Cruelly the hardest part of the trail comes after the 50th kilometre when the runners find themselves in deeper softer snow just at a time when the accumulated calorie deficit is at it’s worst and the temperature is plummeting. The cruellest twist though lays in the last 500m. We emerged from woodland and saw the lights at the finish line on the other side of a lake which looked like little more than a paddling pool compared to the expanses of water we were used to.
However, this lake was dotted with half frozen surface water. A thick layer of slush hiding under a few inches of powdery snow. If your foot goes through into that soup, when you lift it out again you’ll find that it freezes solid and hangs on your snowshoes like concrete.
There was a large heated tepee waiting for us and the medics were using the sauna to warm people back up when we reached the finish. Luxury!
It’s easy to assume that 15km is an easy day compared to the other stages. They even call it The Sprint! Nobody was in a sprinting mood that morning. We’d put everything into stage four and, though my pack was lighter my energy as well as my supplies were exhausted. It is easy to underestimate this last 15km stretch but this is still the Arctic. The medics had to keep a few people back this morning who they don’t feel are ready to risk another few hours in the cold.
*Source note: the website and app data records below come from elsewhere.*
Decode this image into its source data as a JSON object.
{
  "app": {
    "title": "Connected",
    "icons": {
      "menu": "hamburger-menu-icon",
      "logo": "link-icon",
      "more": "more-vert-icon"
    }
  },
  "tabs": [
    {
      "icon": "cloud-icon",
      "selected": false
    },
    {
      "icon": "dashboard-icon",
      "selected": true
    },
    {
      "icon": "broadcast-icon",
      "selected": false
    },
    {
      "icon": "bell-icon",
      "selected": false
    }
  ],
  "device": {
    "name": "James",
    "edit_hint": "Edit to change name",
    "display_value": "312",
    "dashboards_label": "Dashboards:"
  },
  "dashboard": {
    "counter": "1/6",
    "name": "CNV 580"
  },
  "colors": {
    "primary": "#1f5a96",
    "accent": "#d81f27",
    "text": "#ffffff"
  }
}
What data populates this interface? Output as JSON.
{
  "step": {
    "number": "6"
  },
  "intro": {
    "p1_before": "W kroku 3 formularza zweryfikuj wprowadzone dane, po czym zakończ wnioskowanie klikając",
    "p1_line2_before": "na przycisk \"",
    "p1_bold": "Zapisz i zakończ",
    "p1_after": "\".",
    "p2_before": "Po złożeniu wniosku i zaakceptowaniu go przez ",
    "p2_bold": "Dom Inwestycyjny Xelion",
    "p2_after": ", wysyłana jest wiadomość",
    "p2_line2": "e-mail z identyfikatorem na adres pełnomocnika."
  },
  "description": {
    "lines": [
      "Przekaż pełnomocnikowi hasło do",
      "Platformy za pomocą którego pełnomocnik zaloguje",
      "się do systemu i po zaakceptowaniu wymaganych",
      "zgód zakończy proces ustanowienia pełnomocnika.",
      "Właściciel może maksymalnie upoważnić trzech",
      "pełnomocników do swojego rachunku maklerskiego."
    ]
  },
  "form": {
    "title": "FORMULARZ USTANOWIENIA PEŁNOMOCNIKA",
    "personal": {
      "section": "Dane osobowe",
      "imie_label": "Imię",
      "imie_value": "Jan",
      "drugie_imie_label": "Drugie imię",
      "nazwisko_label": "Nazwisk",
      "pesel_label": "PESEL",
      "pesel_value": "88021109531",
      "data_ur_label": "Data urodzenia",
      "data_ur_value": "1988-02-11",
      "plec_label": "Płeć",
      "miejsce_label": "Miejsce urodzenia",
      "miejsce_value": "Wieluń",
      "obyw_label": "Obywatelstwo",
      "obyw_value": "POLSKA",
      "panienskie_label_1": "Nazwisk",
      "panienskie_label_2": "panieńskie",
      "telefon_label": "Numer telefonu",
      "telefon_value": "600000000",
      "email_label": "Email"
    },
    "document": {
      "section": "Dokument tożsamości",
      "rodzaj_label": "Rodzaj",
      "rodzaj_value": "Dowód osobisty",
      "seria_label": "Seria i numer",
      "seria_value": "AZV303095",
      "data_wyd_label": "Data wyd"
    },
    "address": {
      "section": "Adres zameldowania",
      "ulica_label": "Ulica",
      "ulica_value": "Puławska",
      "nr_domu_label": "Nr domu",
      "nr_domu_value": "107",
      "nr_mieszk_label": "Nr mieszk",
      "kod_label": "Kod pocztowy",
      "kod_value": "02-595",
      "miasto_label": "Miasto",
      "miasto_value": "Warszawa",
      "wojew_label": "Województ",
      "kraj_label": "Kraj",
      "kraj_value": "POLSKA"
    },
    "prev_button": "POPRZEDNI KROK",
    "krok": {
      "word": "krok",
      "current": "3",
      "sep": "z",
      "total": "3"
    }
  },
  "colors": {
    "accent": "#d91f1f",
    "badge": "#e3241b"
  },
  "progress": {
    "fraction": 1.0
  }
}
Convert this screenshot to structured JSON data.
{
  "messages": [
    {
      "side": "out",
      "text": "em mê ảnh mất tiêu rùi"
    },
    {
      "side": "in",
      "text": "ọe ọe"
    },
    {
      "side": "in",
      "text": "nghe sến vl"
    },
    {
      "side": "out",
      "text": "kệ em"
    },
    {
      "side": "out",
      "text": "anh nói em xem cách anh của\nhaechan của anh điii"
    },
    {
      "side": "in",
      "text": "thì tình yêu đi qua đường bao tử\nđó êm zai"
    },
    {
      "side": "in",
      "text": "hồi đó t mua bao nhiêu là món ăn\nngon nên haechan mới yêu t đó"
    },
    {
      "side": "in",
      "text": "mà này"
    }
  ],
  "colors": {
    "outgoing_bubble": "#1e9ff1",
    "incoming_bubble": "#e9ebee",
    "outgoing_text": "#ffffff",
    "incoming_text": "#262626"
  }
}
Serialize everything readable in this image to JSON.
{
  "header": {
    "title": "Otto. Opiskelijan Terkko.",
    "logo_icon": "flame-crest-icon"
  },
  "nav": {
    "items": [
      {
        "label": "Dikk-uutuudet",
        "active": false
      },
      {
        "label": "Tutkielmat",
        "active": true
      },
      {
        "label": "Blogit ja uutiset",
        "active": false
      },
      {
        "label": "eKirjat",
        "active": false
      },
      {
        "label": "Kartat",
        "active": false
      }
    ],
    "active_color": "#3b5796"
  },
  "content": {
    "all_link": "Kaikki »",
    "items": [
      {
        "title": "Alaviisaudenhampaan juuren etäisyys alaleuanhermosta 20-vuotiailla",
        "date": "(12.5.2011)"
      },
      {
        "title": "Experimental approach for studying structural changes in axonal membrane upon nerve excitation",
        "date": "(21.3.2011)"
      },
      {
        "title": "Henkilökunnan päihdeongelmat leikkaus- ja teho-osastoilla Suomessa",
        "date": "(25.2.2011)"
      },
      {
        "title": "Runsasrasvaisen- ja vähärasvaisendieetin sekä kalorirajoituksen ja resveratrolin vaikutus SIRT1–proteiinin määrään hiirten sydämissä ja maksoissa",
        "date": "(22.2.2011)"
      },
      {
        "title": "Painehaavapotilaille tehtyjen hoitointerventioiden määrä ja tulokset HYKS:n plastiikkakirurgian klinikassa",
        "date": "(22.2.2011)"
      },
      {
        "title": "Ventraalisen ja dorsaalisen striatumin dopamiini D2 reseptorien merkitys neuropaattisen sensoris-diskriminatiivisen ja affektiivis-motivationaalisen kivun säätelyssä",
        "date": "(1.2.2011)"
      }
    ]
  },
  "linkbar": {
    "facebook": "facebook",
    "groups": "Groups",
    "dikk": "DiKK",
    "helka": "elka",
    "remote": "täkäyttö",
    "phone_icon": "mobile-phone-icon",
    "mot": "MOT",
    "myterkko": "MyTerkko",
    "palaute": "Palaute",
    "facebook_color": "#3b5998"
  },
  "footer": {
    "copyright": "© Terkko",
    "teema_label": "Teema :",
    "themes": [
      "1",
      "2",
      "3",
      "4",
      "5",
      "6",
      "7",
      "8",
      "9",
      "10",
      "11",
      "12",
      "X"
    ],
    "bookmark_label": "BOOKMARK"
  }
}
The race finishes in Jokkmokk and it was an incongruous experience being back in civilisation again after 5 days. Still, we embraced their reaquaintence with normality and, not long after finally crawling over the finish line, a few of us wandered off to raid the local supermarkets and drank cans of lager and ate roast chickens with our bare hands! The atmosphere at the finish was one of relief, happiness and comraderie. There were hugs and tears and laughter. All the hardship of the previous days was forgotten.
After a few hours to recuperate, take a hot shower and sleep in a real bed the evening’s festivities began. We all got together for some local cuisine, a medal ceremony and a fair few local beverages!